◆ **Instructions to follow**: Produce a word-for-word copy of the data that follows, excluding images.

------------------------------------

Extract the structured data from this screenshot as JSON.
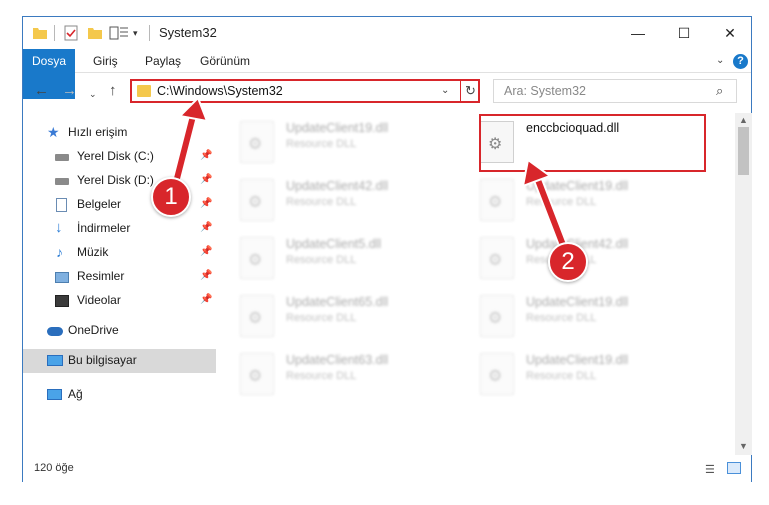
{
  "window": {
    "title": "System32",
    "min_label": "—",
    "max_label": "☐",
    "close_label": "✕"
  },
  "ribbon": {
    "tabs": [
      "Dosya",
      "Giriş",
      "Paylaş",
      "Görünüm"
    ],
    "help": "?"
  },
  "nav": {
    "back": "←",
    "forward": "→",
    "recent": "⌄",
    "up": "↑",
    "address": "C:\\Windows\\System32",
    "refresh": "↻",
    "search_placeholder": "Ara: System32"
  },
  "sidebar": {
    "items": [
      {
        "label": "Hızlı erişim",
        "icon": "star-icon"
      },
      {
        "label": "Yerel Disk (C:)",
        "icon": "drive-icon"
      },
      {
        "label": "Yerel Disk (D:)",
        "icon": "drive-icon"
      },
      {
        "label": "Belgeler",
        "icon": "document-icon"
      },
      {
        "label": "İndirmeler",
        "icon": "download-icon"
      },
      {
        "label": "Müzik",
        "icon": "music-icon"
      },
      {
        "label": "Resimler",
        "icon": "pictures-icon"
      },
      {
        "label": "Videolar",
        "icon": "video-icon"
      },
      {
        "label": "OneDrive",
        "icon": "cloud-icon"
      },
      {
        "label": "Bu bilgisayar",
        "icon": "computer-icon"
      },
      {
        "label": "Ağ",
        "icon": "network-icon"
      }
    ]
  },
  "files": [
    {
      "name": "UpdateClient19.dll",
      "type": "Resource DLL"
    },
    {
      "name": "enccbcioquad.dll",
      "type": ""
    },
    {
      "name": "UpdateClient42.dll",
      "type": "Resource DLL"
    },
    {
      "name": "UpdateClient19.dll",
      "type": "Resource DLL"
    },
    {
      "name": "UpdateClient5.dll",
      "type": "Resource DLL"
    },
    {
      "name": "UpdateClient42.dll",
      "type": "Resource DLL"
    },
    {
      "name": "UpdateClient65.dll",
      "type": "Resource DLL"
    },
    {
      "name": "UpdateClient19.dll",
      "type": "Resource DLL"
    },
    {
      "name": "UpdateClient63.dll",
      "type": "Resource DLL"
    },
    {
      "name": "UpdateClient19.dll",
      "type": "Resource DLL"
    }
  ],
  "status": {
    "count": "120 öğe"
  },
  "annotations": {
    "step1": "1",
    "step2": "2",
    "color": "#d8262b"
  },
  "colors": {
    "accent": "#1979ca",
    "highlight": "#d8262b"
  }
}
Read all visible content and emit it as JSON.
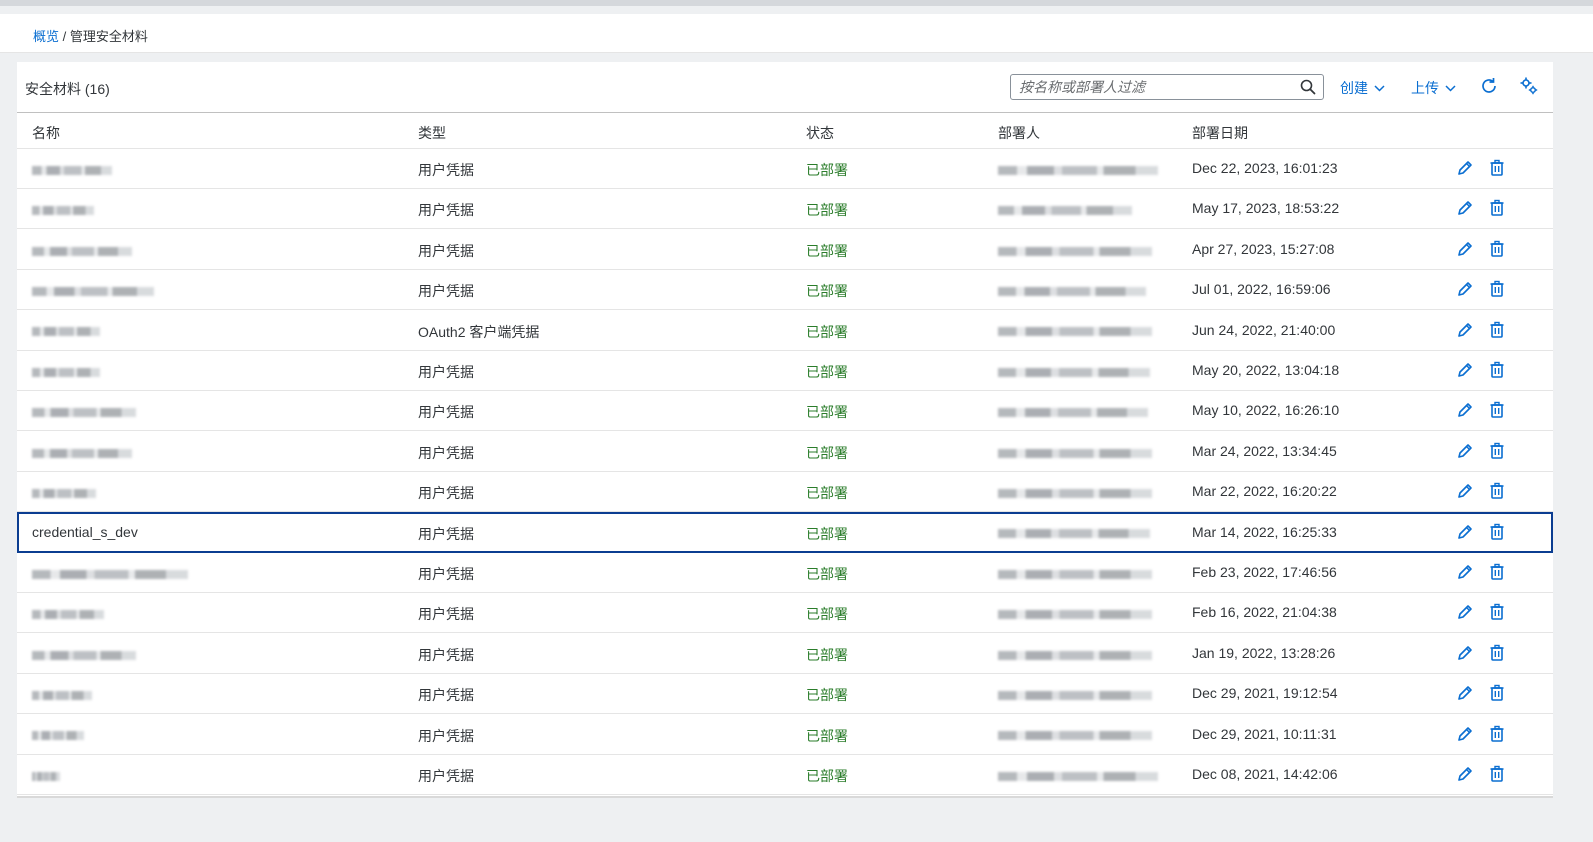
{
  "breadcrumb": {
    "root": "概览",
    "separator": "/",
    "current": "管理安全材料"
  },
  "toolbar": {
    "title": "安全材料 (16)",
    "search_placeholder": "按名称或部署人过滤",
    "create_label": "创建",
    "upload_label": "上传",
    "refresh_icon": "refresh-icon",
    "settings_icon": "settings-icon"
  },
  "columns": {
    "name": "名称",
    "type": "类型",
    "status": "状态",
    "deployed_by": "部署人",
    "deployed_on": "部署日期"
  },
  "rows": [
    {
      "name": "",
      "type": "用户凭据",
      "status": "已部署",
      "deployed_by": "",
      "deployed_on": "Dec 22, 2023, 16:01:23"
    },
    {
      "name": "",
      "type": "用户凭据",
      "status": "已部署",
      "deployed_by": "",
      "deployed_on": "May 17, 2023, 18:53:22"
    },
    {
      "name": "",
      "type": "用户凭据",
      "status": "已部署",
      "deployed_by": "",
      "deployed_on": "Apr 27, 2023, 15:27:08"
    },
    {
      "name": "",
      "type": "用户凭据",
      "status": "已部署",
      "deployed_by": "",
      "deployed_on": "Jul 01, 2022, 16:59:06"
    },
    {
      "name": "",
      "type": "OAuth2 客户端凭据",
      "status": "已部署",
      "deployed_by": "",
      "deployed_on": "Jun 24, 2022, 21:40:00"
    },
    {
      "name": "",
      "type": "用户凭据",
      "status": "已部署",
      "deployed_by": "",
      "deployed_on": "May 20, 2022, 13:04:18"
    },
    {
      "name": "",
      "type": "用户凭据",
      "status": "已部署",
      "deployed_by": "",
      "deployed_on": "May 10, 2022, 16:26:10"
    },
    {
      "name": "",
      "type": "用户凭据",
      "status": "已部署",
      "deployed_by": "",
      "deployed_on": "Mar 24, 2022, 13:34:45"
    },
    {
      "name": "",
      "type": "用户凭据",
      "status": "已部署",
      "deployed_by": "",
      "deployed_on": "Mar 22, 2022, 16:20:22"
    },
    {
      "name": "credential_s_dev",
      "type": "用户凭据",
      "status": "已部署",
      "deployed_by": "",
      "deployed_on": "Mar 14, 2022, 16:25:33",
      "selected": true
    },
    {
      "name": "",
      "type": "用户凭据",
      "status": "已部署",
      "deployed_by": "",
      "deployed_on": "Feb 23, 2022, 17:46:56"
    },
    {
      "name": "",
      "type": "用户凭据",
      "status": "已部署",
      "deployed_by": "",
      "deployed_on": "Feb 16, 2022, 21:04:38"
    },
    {
      "name": "",
      "type": "用户凭据",
      "status": "已部署",
      "deployed_by": "",
      "deployed_on": "Jan 19, 2022, 13:28:26"
    },
    {
      "name": "",
      "type": "用户凭据",
      "status": "已部署",
      "deployed_by": "",
      "deployed_on": "Dec 29, 2021, 19:12:54"
    },
    {
      "name": "",
      "type": "用户凭据",
      "status": "已部署",
      "deployed_by": "",
      "deployed_on": "Dec 29, 2021, 10:11:31"
    },
    {
      "name": "",
      "type": "用户凭据",
      "status": "已部署",
      "deployed_by": "",
      "deployed_on": "Dec 08, 2021, 14:42:06"
    }
  ],
  "colors": {
    "accent": "#0a6ed1",
    "status_deployed": "#2b7d2b",
    "selection_border": "#0b3d91"
  },
  "row_icons": {
    "edit": "pencil-icon",
    "delete": "trash-icon"
  }
}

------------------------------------

◆ **Response to the task**:
Extract the structured data from this screenshot as JSON.
{
  "window": {
    "title": "System32",
    "min_label": "—",
    "max_label": "☐",
    "close_label": "✕"
  },
  "ribbon": {
    "tabs": [
      "Dosya",
      "Giriş",
      "Paylaş",
      "Görünüm"
    ],
    "help": "?"
  },
  "nav": {
    "back": "←",
    "forward": "→",
    "recent": "⌄",
    "up": "↑",
    "address": "C:\\Windows\\System32",
    "refresh": "↻",
    "search_placeholder": "Ara: System32"
  },
  "sidebar": {
    "items": [
      {
        "label": "Hızlı erişim",
        "icon": "star-icon"
      },
      {
        "label": "Yerel Disk (C:)",
        "icon": "drive-icon"
      },
      {
        "label": "Yerel Disk (D:)",
        "icon": "drive-icon"
      },
      {
        "label": "Belgeler",
        "icon": "document-icon"
      },
      {
        "label": "İndirmeler",
        "icon": "download-icon"
      },
      {
        "label": "Müzik",
        "icon": "music-icon"
      },
      {
        "label": "Resimler",
        "icon": "pictures-icon"
      },
      {
        "label": "Videolar",
        "icon": "video-icon"
      },
      {
        "label": "OneDrive",
        "icon": "cloud-icon"
      },
      {
        "label": "Bu bilgisayar",
        "icon": "computer-icon"
      },
      {
        "label": "Ağ",
        "icon": "network-icon"
      }
    ]
  },
  "files": [
    {
      "name": "UpdateClient19.dll",
      "type": "Resource DLL"
    },
    {
      "name": "enccbcioquad.dll",
      "type": ""
    },
    {
      "name": "UpdateClient42.dll",
      "type": "Resource DLL"
    },
    {
      "name": "UpdateClient19.dll",
      "type": "Resource DLL"
    },
    {
      "name": "UpdateClient5.dll",
      "type": "Resource DLL"
    },
    {
      "name": "UpdateClient42.dll",
      "type": "Resource DLL"
    },
    {
      "name": "UpdateClient65.dll",
      "type": "Resource DLL"
    },
    {
      "name": "UpdateClient19.dll",
      "type": "Resource DLL"
    },
    {
      "name": "UpdateClient63.dll",
      "type": "Resource DLL"
    },
    {
      "name": "UpdateClient19.dll",
      "type": "Resource DLL"
    }
  ],
  "status": {
    "count": "120 öğe"
  },
  "annotations": {
    "step1": "1",
    "step2": "2",
    "color": "#d8262b"
  },
  "colors": {
    "accent": "#1979ca",
    "highlight": "#d8262b"
  }
}
Read all visible content and emit it as JSON.
{
  "breadcrumb": {
    "root": "概览",
    "separator": "/",
    "current": "管理安全材料"
  },
  "toolbar": {
    "title": "安全材料 (16)",
    "search_placeholder": "按名称或部署人过滤",
    "create_label": "创建",
    "upload_label": "上传",
    "refresh_icon": "refresh-icon",
    "settings_icon": "settings-icon"
  },
  "columns": {
    "name": "名称",
    "type": "类型",
    "status": "状态",
    "deployed_by": "部署人",
    "deployed_on": "部署日期"
  },
  "rows": [
    {
      "name": "",
      "type": "用户凭据",
      "status": "已部署",
      "deployed_by": "",
      "deployed_on": "Dec 22, 2023, 16:01:23"
    },
    {
      "name": "",
      "type": "用户凭据",
      "status": "已部署",
      "deployed_by": "",
      "deployed_on": "May 17, 2023, 18:53:22"
    },
    {
      "name": "",
      "type": "用户凭据",
      "status": "已部署",
      "deployed_by": "",
      "deployed_on": "Apr 27, 2023, 15:27:08"
    },
    {
      "name": "",
      "type": "用户凭据",
      "status": "已部署",
      "deployed_by": "",
      "deployed_on": "Jul 01, 2022, 16:59:06"
    },
    {
      "name": "",
      "type": "OAuth2 客户端凭据",
      "status": "已部署",
      "deployed_by": "",
      "deployed_on": "Jun 24, 2022, 21:40:00"
    },
    {
      "name": "",
      "type": "用户凭据",
      "status": "已部署",
      "deployed_by": "",
      "deployed_on": "May 20, 2022, 13:04:18"
    },
    {
      "name": "",
      "type": "用户凭据",
      "status": "已部署",
      "deployed_by": "",
      "deployed_on": "May 10, 2022, 16:26:10"
    },
    {
      "name": "",
      "type": "用户凭据",
      "status": "已部署",
      "deployed_by": "",
      "deployed_on": "Mar 24, 2022, 13:34:45"
    },
    {
      "name": "",
      "type": "用户凭据",
      "status": "已部署",
      "deployed_by": "",
      "deployed_on": "Mar 22, 2022, 16:20:22"
    },
    {
      "name": "credential_s_dev",
      "type": "用户凭据",
      "status": "已部署",
      "deployed_by": "",
      "deployed_on": "Mar 14, 2022, 16:25:33",
      "selected": true
    },
    {
      "name": "",
      "type": "用户凭据",
      "status": "已部署",
      "deployed_by": "",
      "deployed_on": "Feb 23, 2022, 17:46:56"
    },
    {
      "name": "",
      "type": "用户凭据",
      "status": "已部署",
      "deployed_by": "",
      "deployed_on": "Feb 16, 2022, 21:04:38"
    },
    {
      "name": "",
      "type": "用户凭据",
      "status": "已部署",
      "deployed_by": "",
      "deployed_on": "Jan 19, 2022, 13:28:26"
    },
    {
      "name": "",
      "type": "用户凭据",
      "status": "已部署",
      "deployed_by": "",
      "deployed_on": "Dec 29, 2021, 19:12:54"
    },
    {
      "name": "",
      "type": "用户凭据",
      "status": "已部署",
      "deployed_by": "",
      "deployed_on": "Dec 29, 2021, 10:11:31"
    },
    {
      "name": "",
      "type": "用户凭据",
      "status": "已部署",
      "deployed_by": "",
      "deployed_on": "Dec 08, 2021, 14:42:06"
    }
  ],
  "colors": {
    "accent": "#0a6ed1",
    "status_deployed": "#2b7d2b",
    "selection_border": "#0b3d91"
  },
  "row_icons": {
    "edit": "pencil-icon",
    "delete": "trash-icon"
  }
}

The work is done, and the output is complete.